━━━ SOURCE INFORMATION ━━━
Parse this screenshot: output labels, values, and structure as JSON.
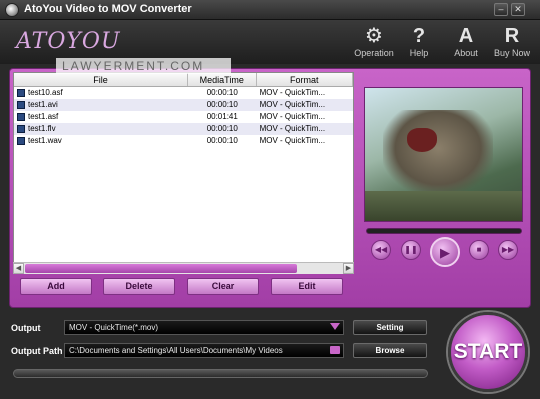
{
  "window": {
    "title": "AtoYou Video to MOV Converter"
  },
  "header": {
    "logo": "ATOYOU",
    "watermark": "LAWYERMENT.COM",
    "tools": [
      {
        "label": "Operation",
        "icon": "gear-icon"
      },
      {
        "label": "Help",
        "icon": "question-icon",
        "glyph": "?"
      },
      {
        "label": "About",
        "icon": "about-icon",
        "glyph": "A"
      },
      {
        "label": "Buy Now",
        "icon": "buy-icon",
        "glyph": "R"
      }
    ]
  },
  "filelist": {
    "columns": [
      "File",
      "MediaTime",
      "Format"
    ],
    "rows": [
      {
        "file": "test10.asf",
        "time": "00:00:10",
        "format": "MOV - QuickTim..."
      },
      {
        "file": "test1.avi",
        "time": "00:00:10",
        "format": "MOV - QuickTim..."
      },
      {
        "file": "test1.asf",
        "time": "00:01:41",
        "format": "MOV - QuickTim..."
      },
      {
        "file": "test1.flv",
        "time": "00:00:10",
        "format": "MOV - QuickTim..."
      },
      {
        "file": "test1.wav",
        "time": "00:00:10",
        "format": "MOV - QuickTim..."
      }
    ]
  },
  "actions": {
    "add": "Add",
    "delete": "Delete",
    "clear": "Clear",
    "edit": "Edit"
  },
  "player": {
    "rewind": "◀◀",
    "pause": "❚❚",
    "play": "▶",
    "stop": "■",
    "forward": "▶▶"
  },
  "settings": {
    "output_label": "Output",
    "output_value": "MOV - QuickTime(*.mov)",
    "path_label": "Output Path",
    "path_value": "C:\\Documents and Settings\\All Users\\Documents\\My Videos",
    "setting_button": "Setting",
    "browse_button": "Browse"
  },
  "start_button": "START",
  "colors": {
    "accent": "#b44cb8",
    "dark": "#2a2a2a"
  }
}
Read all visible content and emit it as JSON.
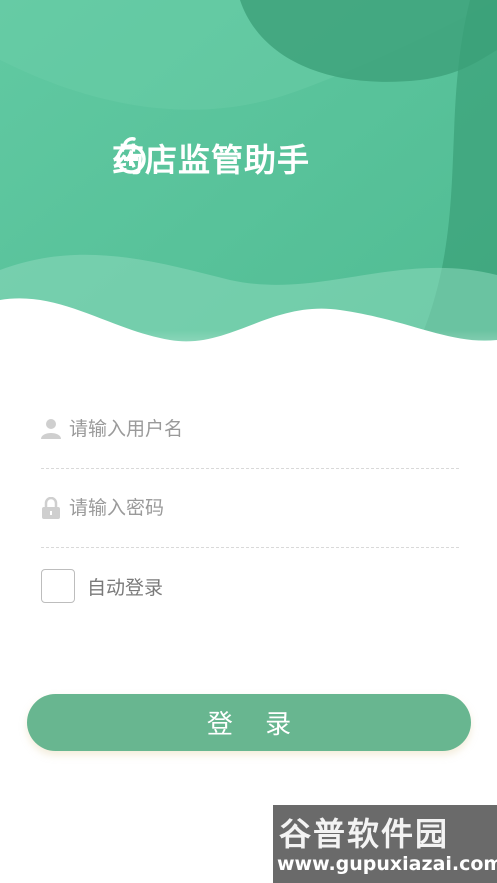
{
  "app": {
    "title": "药店监管助手"
  },
  "colors": {
    "primary": "#68b690",
    "hero_green": "#5cc49c",
    "hero_dark": "#3a9f77"
  },
  "form": {
    "username_placeholder": "请输入用户名",
    "password_placeholder": "请输入密码",
    "remember_label": "自动登录",
    "remember_checked": false,
    "login_button": "登 录"
  },
  "icons": {
    "logo": "medicine-pouch-plus-icon",
    "user": "user-icon",
    "lock": "lock-icon"
  },
  "watermark": {
    "title": "谷普软件园",
    "url": "www.gupuxiazai.com"
  }
}
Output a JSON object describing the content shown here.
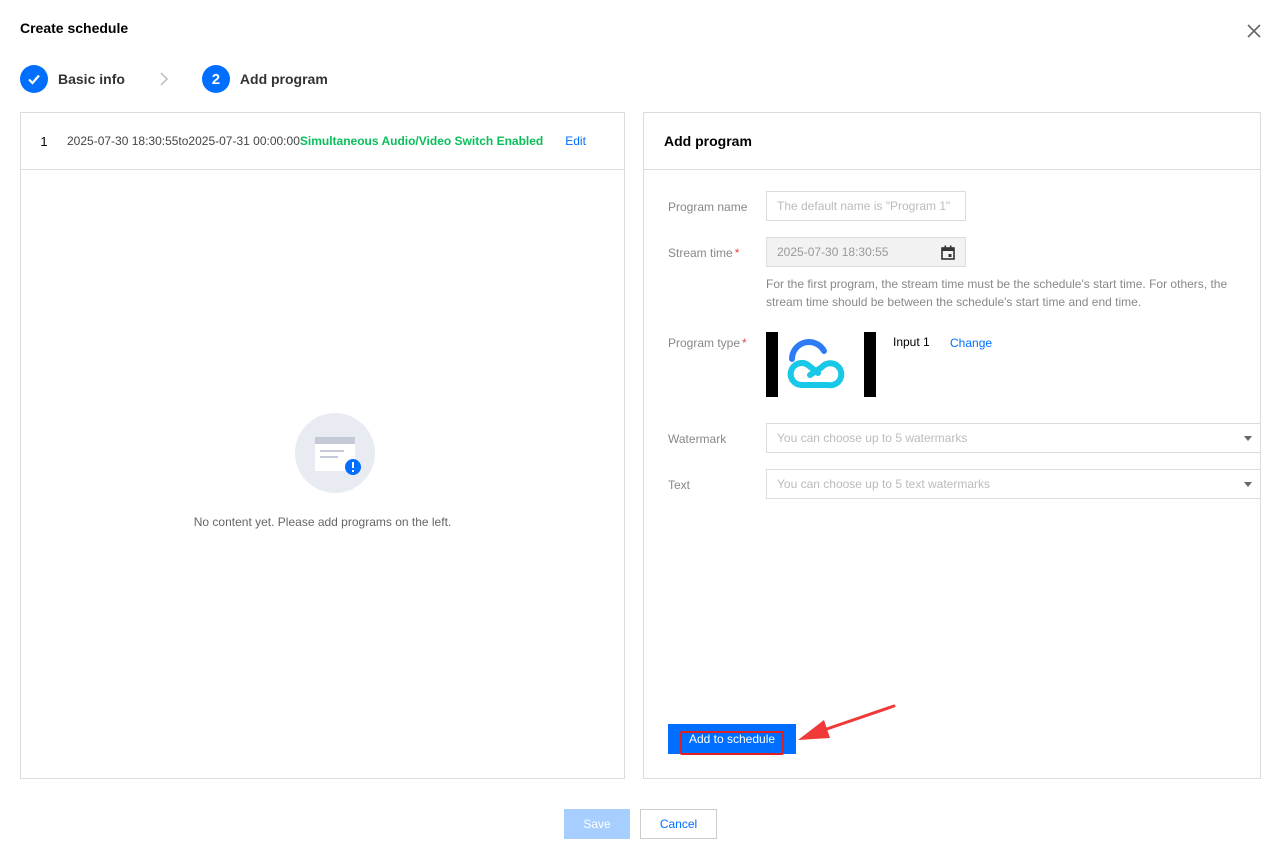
{
  "dialog": {
    "title": "Create schedule"
  },
  "steps": [
    {
      "label": "Basic info",
      "state": "done"
    },
    {
      "number": "2",
      "label": "Add program",
      "state": "active"
    }
  ],
  "schedule": {
    "row": {
      "index": "1",
      "range": "2025-07-30 18:30:55to2025-07-31 00:00:00",
      "status": "Simultaneous Audio/Video Switch Enabled",
      "edit_label": "Edit"
    },
    "empty_text": "No content yet. Please add programs on the left."
  },
  "form": {
    "header": "Add program",
    "program_name": {
      "label": "Program name",
      "placeholder": "The default name is \"Program 1\""
    },
    "stream_time": {
      "label": "Stream time",
      "required": "*",
      "value": "2025-07-30 18:30:55"
    },
    "hint": "For the first program, the stream time must be the schedule's start time. For others, the stream time should be between the schedule's start time and end time.",
    "program_type": {
      "label": "Program type",
      "required": "*",
      "input_name": "Input 1",
      "change_label": "Change"
    },
    "watermark": {
      "label": "Watermark",
      "placeholder": "You can choose up to 5 watermarks"
    },
    "text": {
      "label": "Text",
      "placeholder": "You can choose up to 5 text watermarks"
    },
    "add_button": "Add to schedule"
  },
  "footer": {
    "save_label": "Save",
    "cancel_label": "Cancel"
  },
  "colors": {
    "primary": "#006eff",
    "success": "#0abf5b",
    "annotation": "#e02020"
  }
}
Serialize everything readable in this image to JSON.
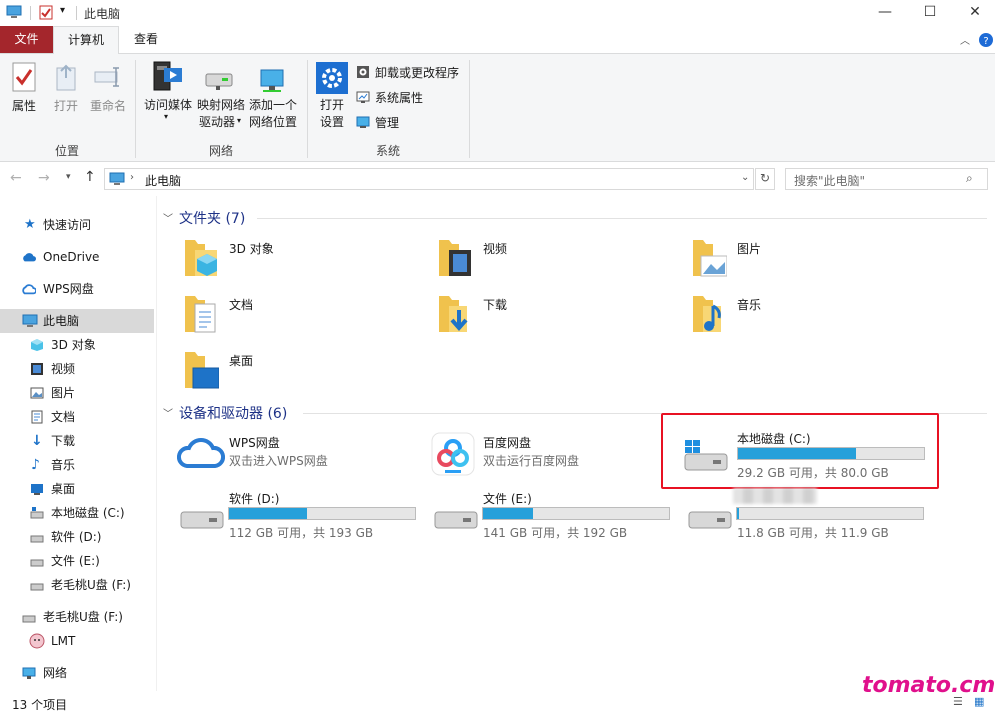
{
  "window": {
    "title": "此电脑",
    "min": "—",
    "max": "☐",
    "close": "✕"
  },
  "tabs": {
    "file": "文件",
    "computer": "计算机",
    "view": "查看"
  },
  "ribbon": {
    "location": {
      "group": "位置",
      "properties": "属性",
      "open": "打开",
      "rename": "重命名"
    },
    "network": {
      "group": "网络",
      "access_media": "访问媒体",
      "map_drive_1": "映射网络",
      "map_drive_2": "驱动器",
      "add_location_1": "添加一个",
      "add_location_2": "网络位置"
    },
    "system": {
      "group": "系统",
      "open_settings_1": "打开",
      "open_settings_2": "设置",
      "uninstall": "卸载或更改程序",
      "sys_props": "系统属性",
      "manage": "管理"
    }
  },
  "address": {
    "path": "此电脑",
    "search_placeholder": "搜索\"此电脑\""
  },
  "sidebar": {
    "quick_access": "快速访问",
    "onedrive": "OneDrive",
    "wps": "WPS网盘",
    "this_pc": "此电脑",
    "items": [
      "3D 对象",
      "视频",
      "图片",
      "文档",
      "下载",
      "音乐",
      "桌面",
      "本地磁盘 (C:)",
      "软件 (D:)",
      "文件 (E:)",
      "老毛桃U盘 (F:)"
    ],
    "usb": "老毛桃U盘 (F:)",
    "lmt": "LMT",
    "network": "网络"
  },
  "folders_section": {
    "title": "文件夹 (7)",
    "items": [
      "3D 对象",
      "视频",
      "图片",
      "文档",
      "下载",
      "音乐",
      "桌面"
    ]
  },
  "devices_section": {
    "title": "设备和驱动器 (6)",
    "wps": {
      "name": "WPS网盘",
      "desc": "双击进入WPS网盘"
    },
    "baidu": {
      "name": "百度网盘",
      "desc": "双击运行百度网盘"
    },
    "drives": [
      {
        "name": "本地磁盘 (C:)",
        "info": "29.2 GB 可用，共 80.0 GB",
        "used": 0.635
      },
      {
        "name": "软件 (D:)",
        "info": "112 GB 可用，共 193 GB",
        "used": 0.42
      },
      {
        "name": "文件 (E:)",
        "info": "141 GB 可用，共 192 GB",
        "used": 0.27
      },
      {
        "name": "",
        "info": "11.8 GB 可用，共 11.9 GB",
        "used": 0.01
      }
    ]
  },
  "status": {
    "count": "13 个项目"
  },
  "watermark": "tomato.cm",
  "colors": {
    "accent": "#26a0da",
    "file_tab": "#a4262c",
    "highlight_box": "#e81123",
    "section_header": "#1e3287"
  }
}
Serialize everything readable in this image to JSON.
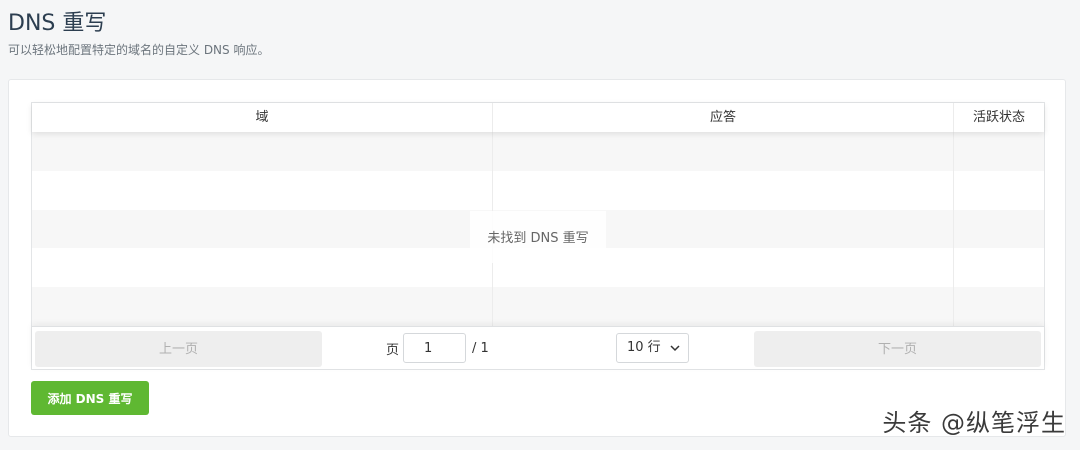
{
  "header": {
    "title": "DNS 重写",
    "subtitle": "可以轻松地配置特定的域名的自定义 DNS 响应。"
  },
  "table": {
    "columns": [
      "域",
      "应答",
      "活跃状态"
    ],
    "empty_text": "未找到 DNS 重写",
    "rows": []
  },
  "pagination": {
    "prev_label": "上一页",
    "page_label": "页",
    "page_value": "1",
    "total_pages": "/ 1",
    "page_size": "10 行",
    "next_label": "下一页"
  },
  "actions": {
    "add_label": "添加 DNS 重写"
  },
  "watermark": {
    "text": "头条 @纵笔浮生"
  },
  "colors": {
    "accent_green": "#5fb832",
    "background": "#f5f6f7"
  }
}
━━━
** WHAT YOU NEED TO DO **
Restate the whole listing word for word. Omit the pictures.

** ANSWER TO THIS PROBLEM **
Parse this screenshot: output labels, values, and structure as JSON.
{
  "window": {
    "title": "AtoYou Video to MOV Converter"
  },
  "header": {
    "logo": "ATOYOU",
    "watermark": "LAWYERMENT.COM",
    "tools": [
      {
        "label": "Operation",
        "icon": "gear-icon"
      },
      {
        "label": "Help",
        "icon": "question-icon",
        "glyph": "?"
      },
      {
        "label": "About",
        "icon": "about-icon",
        "glyph": "A"
      },
      {
        "label": "Buy Now",
        "icon": "buy-icon",
        "glyph": "R"
      }
    ]
  },
  "filelist": {
    "columns": [
      "File",
      "MediaTime",
      "Format"
    ],
    "rows": [
      {
        "file": "test10.asf",
        "time": "00:00:10",
        "format": "MOV - QuickTim..."
      },
      {
        "file": "test1.avi",
        "time": "00:00:10",
        "format": "MOV - QuickTim..."
      },
      {
        "file": "test1.asf",
        "time": "00:01:41",
        "format": "MOV - QuickTim..."
      },
      {
        "file": "test1.flv",
        "time": "00:00:10",
        "format": "MOV - QuickTim..."
      },
      {
        "file": "test1.wav",
        "time": "00:00:10",
        "format": "MOV - QuickTim..."
      }
    ]
  },
  "actions": {
    "add": "Add",
    "delete": "Delete",
    "clear": "Clear",
    "edit": "Edit"
  },
  "player": {
    "rewind": "◀◀",
    "pause": "❚❚",
    "play": "▶",
    "stop": "■",
    "forward": "▶▶"
  },
  "settings": {
    "output_label": "Output",
    "output_value": "MOV - QuickTime(*.mov)",
    "path_label": "Output Path",
    "path_value": "C:\\Documents and Settings\\All Users\\Documents\\My Videos",
    "setting_button": "Setting",
    "browse_button": "Browse"
  },
  "start_button": "START",
  "colors": {
    "accent": "#b44cb8",
    "dark": "#2a2a2a"
  }
}
Read all visible content and emit it as JSON.
{
  "app": {
    "title": "药店监管助手"
  },
  "colors": {
    "primary": "#68b690",
    "hero_green": "#5cc49c",
    "hero_dark": "#3a9f77"
  },
  "form": {
    "username_placeholder": "请输入用户名",
    "password_placeholder": "请输入密码",
    "remember_label": "自动登录",
    "remember_checked": false,
    "login_button": "登 录"
  },
  "icons": {
    "logo": "medicine-pouch-plus-icon",
    "user": "user-icon",
    "lock": "lock-icon"
  },
  "watermark": {
    "title": "谷普软件园",
    "url": "www.gupuxiazai.com"
  }
}
Output a JSON object describing the content shown here.
{
  "dialog": {
    "title": "Create schedule"
  },
  "steps": [
    {
      "label": "Basic info",
      "state": "done"
    },
    {
      "number": "2",
      "label": "Add program",
      "state": "active"
    }
  ],
  "schedule": {
    "row": {
      "index": "1",
      "range": "2025-07-30 18:30:55to2025-07-31 00:00:00",
      "status": "Simultaneous Audio/Video Switch Enabled",
      "edit_label": "Edit"
    },
    "empty_text": "No content yet. Please add programs on the left."
  },
  "form": {
    "header": "Add program",
    "program_name": {
      "label": "Program name",
      "placeholder": "The default name is \"Program 1\""
    },
    "stream_time": {
      "label": "Stream time",
      "required": "*",
      "value": "2025-07-30 18:30:55"
    },
    "hint": "For the first program, the stream time must be the schedule's start time. For others, the stream time should be between the schedule's start time and end time.",
    "program_type": {
      "label": "Program type",
      "required": "*",
      "input_name": "Input 1",
      "change_label": "Change"
    },
    "watermark": {
      "label": "Watermark",
      "placeholder": "You can choose up to 5 watermarks"
    },
    "text": {
      "label": "Text",
      "placeholder": "You can choose up to 5 text watermarks"
    },
    "add_button": "Add to schedule"
  },
  "footer": {
    "save_label": "Save",
    "cancel_label": "Cancel"
  },
  "colors": {
    "primary": "#006eff",
    "success": "#0abf5b",
    "annotation": "#e02020"
  }
}
Serialize everything readable in this image to JSON.
{
  "window": {
    "title": "此电脑",
    "min": "—",
    "max": "☐",
    "close": "✕"
  },
  "tabs": {
    "file": "文件",
    "computer": "计算机",
    "view": "查看"
  },
  "ribbon": {
    "location": {
      "group": "位置",
      "properties": "属性",
      "open": "打开",
      "rename": "重命名"
    },
    "network": {
      "group": "网络",
      "access_media": "访问媒体",
      "map_drive_1": "映射网络",
      "map_drive_2": "驱动器",
      "add_location_1": "添加一个",
      "add_location_2": "网络位置"
    },
    "system": {
      "group": "系统",
      "open_settings_1": "打开",
      "open_settings_2": "设置",
      "uninstall": "卸载或更改程序",
      "sys_props": "系统属性",
      "manage": "管理"
    }
  },
  "address": {
    "path": "此电脑",
    "search_placeholder": "搜索\"此电脑\""
  },
  "sidebar": {
    "quick_access": "快速访问",
    "onedrive": "OneDrive",
    "wps": "WPS网盘",
    "this_pc": "此电脑",
    "items": [
      "3D 对象",
      "视频",
      "图片",
      "文档",
      "下载",
      "音乐",
      "桌面",
      "本地磁盘 (C:)",
      "软件 (D:)",
      "文件 (E:)",
      "老毛桃U盘 (F:)"
    ],
    "usb": "老毛桃U盘 (F:)",
    "lmt": "LMT",
    "network": "网络"
  },
  "folders_section": {
    "title": "文件夹 (7)",
    "items": [
      "3D 对象",
      "视频",
      "图片",
      "文档",
      "下载",
      "音乐",
      "桌面"
    ]
  },
  "devices_section": {
    "title": "设备和驱动器 (6)",
    "wps": {
      "name": "WPS网盘",
      "desc": "双击进入WPS网盘"
    },
    "baidu": {
      "name": "百度网盘",
      "desc": "双击运行百度网盘"
    },
    "drives": [
      {
        "name": "本地磁盘 (C:)",
        "info": "29.2 GB 可用，共 80.0 GB",
        "used": 0.635
      },
      {
        "name": "软件 (D:)",
        "info": "112 GB 可用，共 193 GB",
        "used": 0.42
      },
      {
        "name": "文件 (E:)",
        "info": "141 GB 可用，共 192 GB",
        "used": 0.27
      },
      {
        "name": "",
        "info": "11.8 GB 可用，共 11.9 GB",
        "used": 0.01
      }
    ]
  },
  "status": {
    "count": "13 个项目"
  },
  "watermark": "tomato.cm",
  "colors": {
    "accent": "#26a0da",
    "file_tab": "#a4262c",
    "highlight_box": "#e81123",
    "section_header": "#1e3287"
  }
}
Serialize everything readable in this image to JSON.
{
  "header": {
    "title": "DNS 重写",
    "subtitle": "可以轻松地配置特定的域名的自定义 DNS 响应。"
  },
  "table": {
    "columns": [
      "域",
      "应答",
      "活跃状态"
    ],
    "empty_text": "未找到 DNS 重写",
    "rows": []
  },
  "pagination": {
    "prev_label": "上一页",
    "page_label": "页",
    "page_value": "1",
    "total_pages": "/ 1",
    "page_size": "10 行",
    "next_label": "下一页"
  },
  "actions": {
    "add_label": "添加 DNS 重写"
  },
  "watermark": {
    "text": "头条 @纵笔浮生"
  },
  "colors": {
    "accent_green": "#5fb832",
    "background": "#f5f6f7"
  }
}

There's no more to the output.